There's a long-haired man with a beard in her seat, and no, it's not Jesus. I fight the urge to rise, walk over to him, and politely tell him to move. 'Excuse me,' I imagine, while the pastor talks about community and I should probably stop arguing in my mind and start listening, 'You are in Nell's seat. And I need you to move.'
About three times a year my little church bonds with another little church to have joint 'Holy Week' services. This, combined with the fact I have hardly been going this year because I work nights, explains why I don't know the Jesus look-a-like who is sitting in Nell's seat.
I tune in again as the pastor concludes 'and this is how we see God, how we see him working in our community.' Huh. Guess I should have listened. I miss her. I miss that she is not sitting in the row in front of us.
How I saw God was in her warm smile. How she talked softly, so that I had to lean in, especially if we were at a loud restaurant. How she drew connections: 'oh you like that, so does so and so, you two are alike in that.' How she smiled so much, even that last day I saw her- the day we all prayed around her. The last time I saw Nell in her seat.
I wonder if Jesus had a seat. If, that Friday night when they all straggled into the upper room, if they glanced sadly at it. If one of the newer ones, who didn't know, had sat down for a moment. Until the tension cutting the air clued him in and up he rose, maybe muttering: 'Sorry, I didn't know...'
Sorry, I didn't know... Isn't that how it is for all of us? He already answered it by the way. In case you were wondering. 'Father, forgive them, for they know not what they do.'
I tell my kids, when one of them bumps the other accidentally, that they still have to say sorry. That even if they didn't mean to hurt the other, it still shows love to say sorry even so. Maybe, more of us are bumbling through this life, bumping into each other, sitting in chairs we shouldn't, and we need the grace of the accidental sorry. Maybe we need to say it to God sometimes. Perhaps just: Sorry, I didn't know... So we can taste the grace he paid so dearly for.
Grace has this way of washing over us in a healing that springs up deep. Like the water God gave the Israelites. It was water that kept on coming 'as from the deep.' I think about this as a dear friend comes up to me and asks me to let her wash my feet. I, ever like Peter, want to cry out 'no!' But, like Peter, I succumb, and resist the urge to thrust my hands in the water as well. Might as well get all of me. Like for all the world Peter had an inkling that he would screw it up, and hoped he could prewash his betrayal.
He forgives us when we bump, and he forgives us when we betray. But he does so much more than just forgives us. He washes us clean. The dirtiest parts of us even, he kneels and girds himself with a towel. Then he gets to the business of cleaning.
With water as from the deep.
And you know what we are to do? Receive. Sit there, let the water wash over, let the sacrifice he paid be our payment, and say with him: it is finished. For, truly it is. We emerge clean and new.

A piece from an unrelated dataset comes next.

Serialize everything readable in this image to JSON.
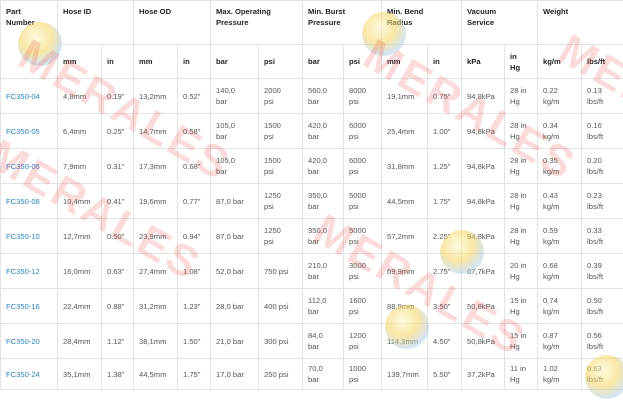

Oh, and one day there will be only one seat that matters and only One who can even be on it. The rightness of when we see God on the throne will fix all the wrong- past just repairing and over into renewing. For he didn't come to just fix the broken, he came to make all things new.
I wiggle my clean toes. Washed twice over by two women I love dearly and prayed with earnestly. Each time I insisted I was afflicted by 'allergies' as I wiped away tears. As the service draws to an end I close my eyes and imagine a boisterous God shouting from his throne: 'I AM MAKING ALL THINGS NEW.'